Start of Excerpted records
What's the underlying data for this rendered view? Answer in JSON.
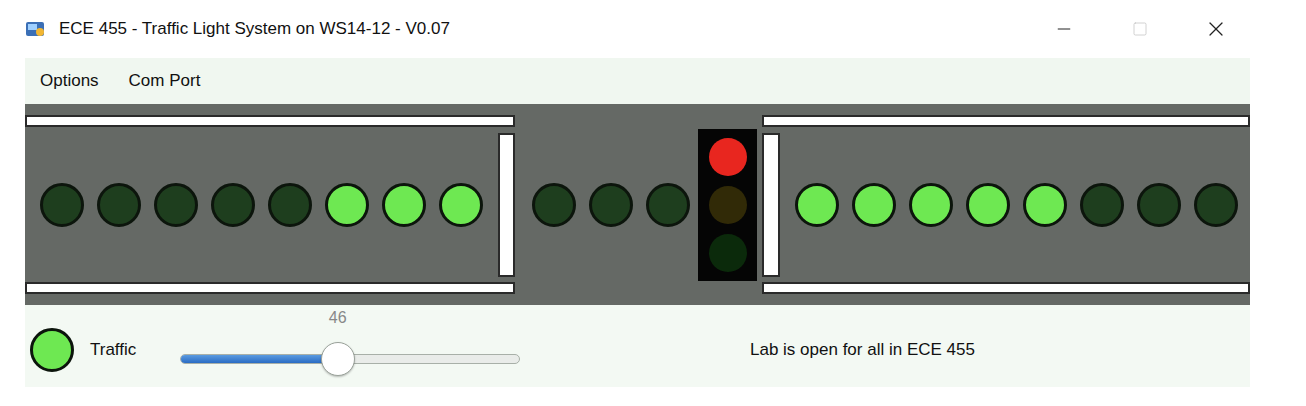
{
  "window": {
    "title": "ECE 455 - Traffic Light System on WS14-12 - V0.07"
  },
  "menu": [
    "Options",
    "Com Port"
  ],
  "road": {
    "left_lane": [
      {
        "on": false
      },
      {
        "on": false
      },
      {
        "on": false
      },
      {
        "on": false
      },
      {
        "on": false
      },
      {
        "on": true
      },
      {
        "on": true
      },
      {
        "on": true
      }
    ],
    "intersection": [
      {
        "on": false
      },
      {
        "on": false
      },
      {
        "on": false
      }
    ],
    "right_lane": [
      {
        "on": true
      },
      {
        "on": true
      },
      {
        "on": true
      },
      {
        "on": true
      },
      {
        "on": true
      },
      {
        "on": false
      },
      {
        "on": false
      },
      {
        "on": false
      }
    ]
  },
  "traffic_light": [
    {
      "on": true,
      "color": "#e8261f"
    },
    {
      "on": false,
      "color": "#e0c020"
    },
    {
      "on": false,
      "color": "#30c030"
    }
  ],
  "traffic": {
    "label": "Traffic",
    "on": true
  },
  "slider": {
    "value": "46",
    "level": 0.46
  },
  "status": "Lab is open for all in ECE 455"
}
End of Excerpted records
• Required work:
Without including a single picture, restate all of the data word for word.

• Expected answer:
What's the underlying data for this rendered view? Answer in JSON.
{
  "window": {
    "title": "ECE 455 - Traffic Light System on WS14-12 - V0.07"
  },
  "menu": [
    "Options",
    "Com Port"
  ],
  "road": {
    "left_lane": [
      {
        "on": false
      },
      {
        "on": false
      },
      {
        "on": false
      },
      {
        "on": false
      },
      {
        "on": false
      },
      {
        "on": true
      },
      {
        "on": true
      },
      {
        "on": true
      }
    ],
    "intersection": [
      {
        "on": false
      },
      {
        "on": false
      },
      {
        "on": false
      }
    ],
    "right_lane": [
      {
        "on": true
      },
      {
        "on": true
      },
      {
        "on": true
      },
      {
        "on": true
      },
      {
        "on": true
      },
      {
        "on": false
      },
      {
        "on": false
      },
      {
        "on": false
      }
    ]
  },
  "traffic_light": [
    {
      "on": true,
      "color": "#e8261f"
    },
    {
      "on": false,
      "color": "#e0c020"
    },
    {
      "on": false,
      "color": "#30c030"
    }
  ],
  "traffic": {
    "label": "Traffic",
    "on": true
  },
  "slider": {
    "value": "46",
    "level": 0.46
  },
  "status": "Lab is open for all in ECE 455"
}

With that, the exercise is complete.